Fuel stabilizers and biocides protect diesel fuel from degradation during long-term storage. Stabilizers slow down fuel oxidation, while biocides prevent bacterial and fungal growth. This means no unexpected chemical reaction to break down the fuel.
To extend diesel fuel's life past twelve months, even under the best conditions, it needs treatment with fuel stabilizers and biocides. Make sure to follow the manufacturer's recommendations for proper dosing and application.
How Can You Tell If Diesel Fuel Is Bad?
In colder temperatures, diesel fuel can begin to gel, causing it to become thicker and more difficult for your engine to use.
If your fuel has become thicker and appears to be gelling, it's time to address the situation by using fuel additives or investing in proper storage to prevent further gelling.
As diesel fuel ages, it can undergo color changes.
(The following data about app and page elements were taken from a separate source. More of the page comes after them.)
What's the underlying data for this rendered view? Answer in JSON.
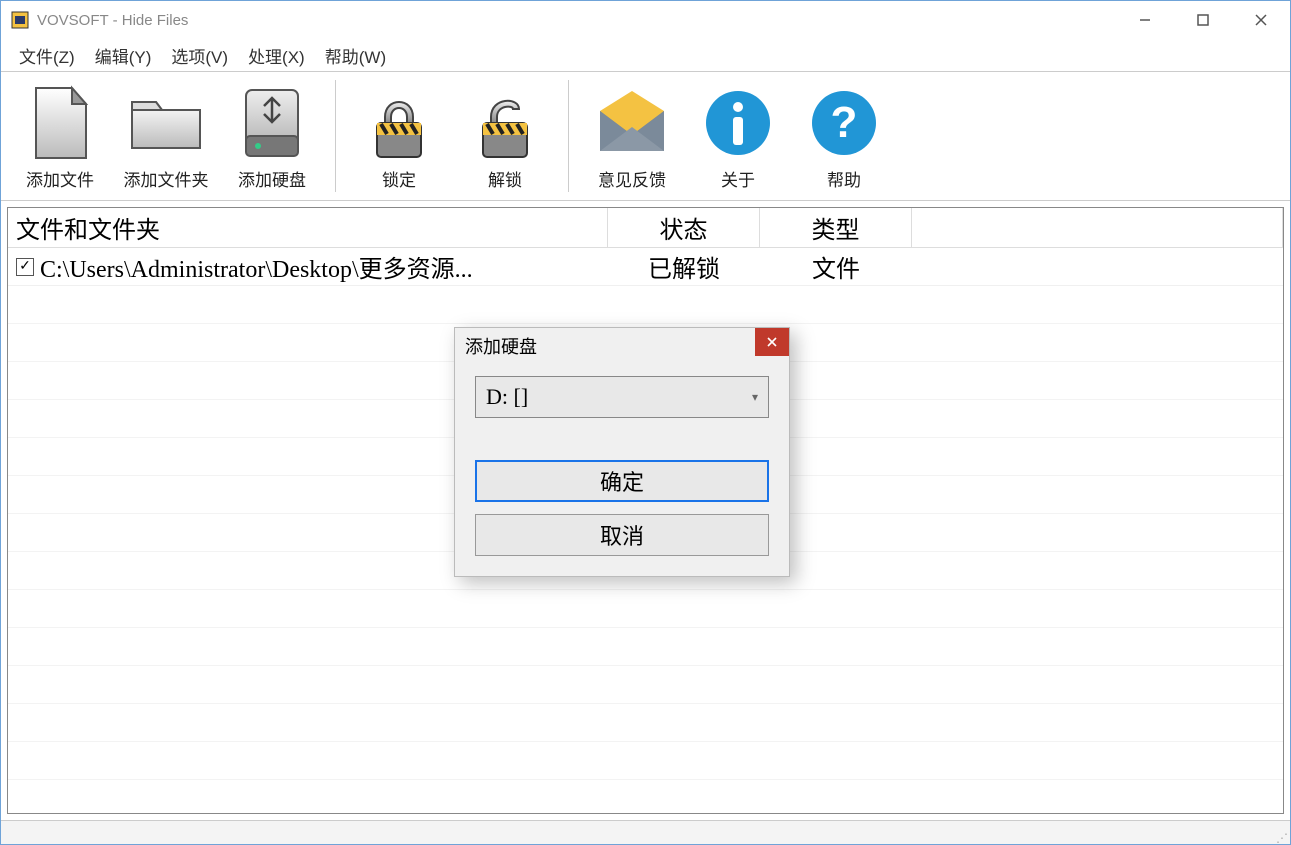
{
  "window": {
    "title": "VOVSOFT - Hide Files"
  },
  "menu": {
    "file": "文件(Z)",
    "edit": "编辑(Y)",
    "options": "选项(V)",
    "process": "处理(X)",
    "help": "帮助(W)"
  },
  "toolbar": {
    "add_file": "添加文件",
    "add_folder": "添加文件夹",
    "add_disk": "添加硬盘",
    "lock": "锁定",
    "unlock": "解锁",
    "feedback": "意见反馈",
    "about": "关于",
    "help": "帮助"
  },
  "list": {
    "headers": {
      "path": "文件和文件夹",
      "status": "状态",
      "type": "类型"
    },
    "rows": [
      {
        "checked": true,
        "path": "C:\\Users\\Administrator\\Desktop\\更多资源...",
        "status": "已解锁",
        "type": "文件"
      }
    ]
  },
  "dialog": {
    "title": "添加硬盘",
    "selected": "D: []",
    "ok": "确定",
    "cancel": "取消"
  }
}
Fresh diesel is usually a clear, straw-like color. If your diesel has become darker or murky, it may indicate that the fuel has gone bad.
While a darker color doesn't necessarily mean the diesel is bad, it can indicate that the fuel has aged. Additionally, if there's a cloudy appearance or if you notice particles or sediment in the fuel, this could mean that there is water contamination or microbial growth, both of which indicate bad diesel fuel.
Fuel Filter Clogging
Another sign of bad diesel fuel is frequent clogging of the fuel filter. The presence of water, contaminants, or microorganisms in diesel fuel can lead to filter clogs.
This reduces the overall efficiency of your engine. To prevent this issue, it's essential to maintain your fuel filter and inspect it for any signs of clogging.
Sour Or Vinegar Smell
Lastly, a sour or vinegar-like odor can indicate that your diesel fuel has gone bad. This unpleasant smell is a result of chemical reactions occurring in the fuel.
This can lead to diminished performance and possible engine damage. If you detect such an odor, it's time to replace the fuel. If the fuel smells sour or like rotten eggs, this could be due to microbial contamination, which can clog filters.
Can You Prolong The Shelf Life Of Diesel Fuel?
Yes, we can definitely take measures to prolong the shelf life of diesel fuel. One of the first things to consider is maintaining the fuel at an optimal temperature.
Ideally, it should be kept cool at around 70 degrees Fahrenheit. Temperature consistency helps prevent fuel degradation and increases its lifespan.
Another critical step is treating the diesel with biocides and stabilizers. These additives help inhibit the growth of microbes and maintain fuel quality over time. Using proper fuel treatments can make it last longer and prevent its degradation.
Regular maintenance and proper storage are also important factors. Ensuring that fuel storage tanks are clean, free from water and contaminants, and well-ventilated can go a long way in increasing the longevity of stored diesel.
About THE AUTHOR
Corey has been off-roading all his life, starting from a very young age on ATV's and dirt bikes. As he's grown older, his interests have focused more on larger off-roading vehicles like Jeeps and Toyotas. He lives for the slow and calculated crawl up (or down) steep terrain.Read More About Corey Brooks